Posting by Ed Kopf, Ph.D., Principal at BMC Associates
Erwin G. Krasnow, an Associate at BMC Associates, and I were recently asked to contribute an article to Radio and Television Business Report on the topic of selling a family business. Family businesses have historically been the primary owners of radio and television stations. With the consolidation of their industry, many family-owned stations are being sold to larger, often publicly owned, organizations. The editors asked us to provide some tips on how to assure that the sales benefit the sellers as families as well as business enterprises.
The insights we provided about selling a family-owned television station apply to other family businesses as well. The sale of any family-owned business is often quite literally a life-changing experience. It cannot be reduced to a standard commercial or financial transaction. In many families, the ownership of a business has played the central role for decades in defining personal identities, interpersonal relationships, and the family dynamic as a whole. Once the sale of a business is complete, the family may have an abundance of financial resources. But it may also be faced with a disorienting loss of social and emotional context.
What can be done to increase the likelihood of a happy outcome on both the human and financial sides of the sale? I’d like to share a quick summary of four strategies Erwin and I outlined for the broadcast industry publication.
1. Plan Ahead—Way Ahead—For Life After the Closing. The sooner the founders of a family business can clarify the ultimate destiny of their business, the better. If the guiding intent is to sell the business, there are steps that should be taken long before the actual exit. Some of these are of a strictly business character. However, there are also early preparations that are particular to dealing with a family business – and these can be critical to the family’s welfare. Those family members deeply involved in the business must confront the question of “What am I going to do with the rest of my life?” We have too often seen a founder’s adult children, in particular, left adrift when they are effectively “laid off” following the sale of the business. Even with immediate financial rewards from a sale, the second generation is often left ill-prepared to find a new way to achieve an independent sense of competency and self-esteem in a competitive economy.
For founders as well as their children, preparing for a long and fulfilling life without the business requires forethought and groundwork. Being prepared for “life post-sale” can’t be put off until after the closing of the deal. If possible, it should be a thread in planning and thinking for years in advance.
2. Bring the Whole Family into the Process. It’s clear that the sale of a business will affect the future of the entire family, as individuals and as a group. Often, business founders are conscious of this and give considerable thought to making the change work for them, their spouses, their children, and their grandchildren.
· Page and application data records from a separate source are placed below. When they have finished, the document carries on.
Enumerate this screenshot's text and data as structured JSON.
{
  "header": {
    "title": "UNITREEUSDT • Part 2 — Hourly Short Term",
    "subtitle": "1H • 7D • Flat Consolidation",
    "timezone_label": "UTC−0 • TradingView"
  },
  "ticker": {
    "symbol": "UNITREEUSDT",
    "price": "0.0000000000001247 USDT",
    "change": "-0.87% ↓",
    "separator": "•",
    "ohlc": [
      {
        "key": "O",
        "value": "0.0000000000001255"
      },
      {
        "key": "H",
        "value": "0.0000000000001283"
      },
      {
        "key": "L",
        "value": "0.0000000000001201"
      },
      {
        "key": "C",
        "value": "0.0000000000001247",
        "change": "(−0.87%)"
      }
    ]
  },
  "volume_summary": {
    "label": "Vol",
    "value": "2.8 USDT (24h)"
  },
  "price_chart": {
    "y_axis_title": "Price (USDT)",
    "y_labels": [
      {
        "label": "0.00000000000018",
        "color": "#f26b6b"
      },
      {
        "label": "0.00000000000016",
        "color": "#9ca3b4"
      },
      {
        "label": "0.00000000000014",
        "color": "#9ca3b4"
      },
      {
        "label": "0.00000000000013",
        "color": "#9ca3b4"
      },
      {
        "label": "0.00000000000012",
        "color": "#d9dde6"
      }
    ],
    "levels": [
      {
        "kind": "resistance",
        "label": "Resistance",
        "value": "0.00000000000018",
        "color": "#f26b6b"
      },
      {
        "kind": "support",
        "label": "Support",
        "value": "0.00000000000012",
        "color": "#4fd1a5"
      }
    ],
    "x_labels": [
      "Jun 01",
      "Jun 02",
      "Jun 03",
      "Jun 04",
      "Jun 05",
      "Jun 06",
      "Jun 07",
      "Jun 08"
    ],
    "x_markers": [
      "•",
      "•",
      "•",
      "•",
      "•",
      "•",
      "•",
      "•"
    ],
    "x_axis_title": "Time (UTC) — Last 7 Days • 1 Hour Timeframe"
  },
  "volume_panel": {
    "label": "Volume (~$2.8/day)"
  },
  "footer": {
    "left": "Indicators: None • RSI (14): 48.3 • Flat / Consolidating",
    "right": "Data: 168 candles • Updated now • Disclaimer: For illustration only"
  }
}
Leading up to a sale, investment bankers, estate planners, and tax accountants provide essential help in trying to maximize the wealth generated from the sale and passing it on efficiently to later generations.
This planning process often involves only the founders (and, perhaps, their spouses). Assumptions are made about what will be best for the children – even if these children are adults with children of their own! This approach often leads to unintended consequences. For instance, children who are not consulted may wind up feeling betrayed by the sale of a company that they very much wanted to manage into the next decade, if not the next generation. Siblings can become resentful when one becomes a trustee with broad authority over trusts created from sale proceeds benefiting their sisters or brothers. All the members of the family may wonder how the sale will affect their relationships, especially if some have been working together at the company.
Ultimately, only the owners have authority to make decisions about the sale of their business, its timing, and its form. However, understanding the aspirations and anxieties of other family members whose lives will be changed forever by the transaction can make the process far more satisfactory for all involved. It also strengthens the family relationship to act in an inclusive and respectful manner. Whether it’s done one-on-one or through larger “family council” meetings, the value of inclusively and respectfully giving family members input over their own fate is inestimable.
3. Create a New Focus for Family Life. For many families who own businesses, the business is the stabilizing force that holds the family together and defines their relationships. It’s often difficult for them to disentangle their relationships as son and business subordinate or sister and shareholder. Even if family members haven’t worked directly in the business, they are likely to have heard stories and talked about it at the dining room table for much of their lives.
Many founders of family businesses were initially motivated by the desire to create a close family that not only would live together but work together as well. The sale of the business can undermine that goal unless a new focus for family attention and activity is created to replace the business. This could take the form of a family foundation, a vacation home, shared and managed by the family as a whole, or a formal Family Council that gives broad attention to philanthropy, recreation, and shared investments.
4. Get Professional Help. Selling a family business is most likely a once-in-a-lifetime proposition, which, like any other unfamiliar and important exercise, often demands expert assistance. The team of experts gathered might be comprised of familiar players, including attorneys, bankers, accountants, financial planners, investment advisors, and others.
Importantly, there is another professional advisor that should be considered to help deal with the often unspoken hopes and fears of the family. Family Business Consultants help develop long-term plans for the family in multigenerational firms, navigate critical changes like the sale of a business, and create and sustain family institutions that can provide mutual support and satisfaction even after the business is sold. A practical resource for locating such a family business specialist is their professional organization, the Family Firm Institute, based in Boston, MA.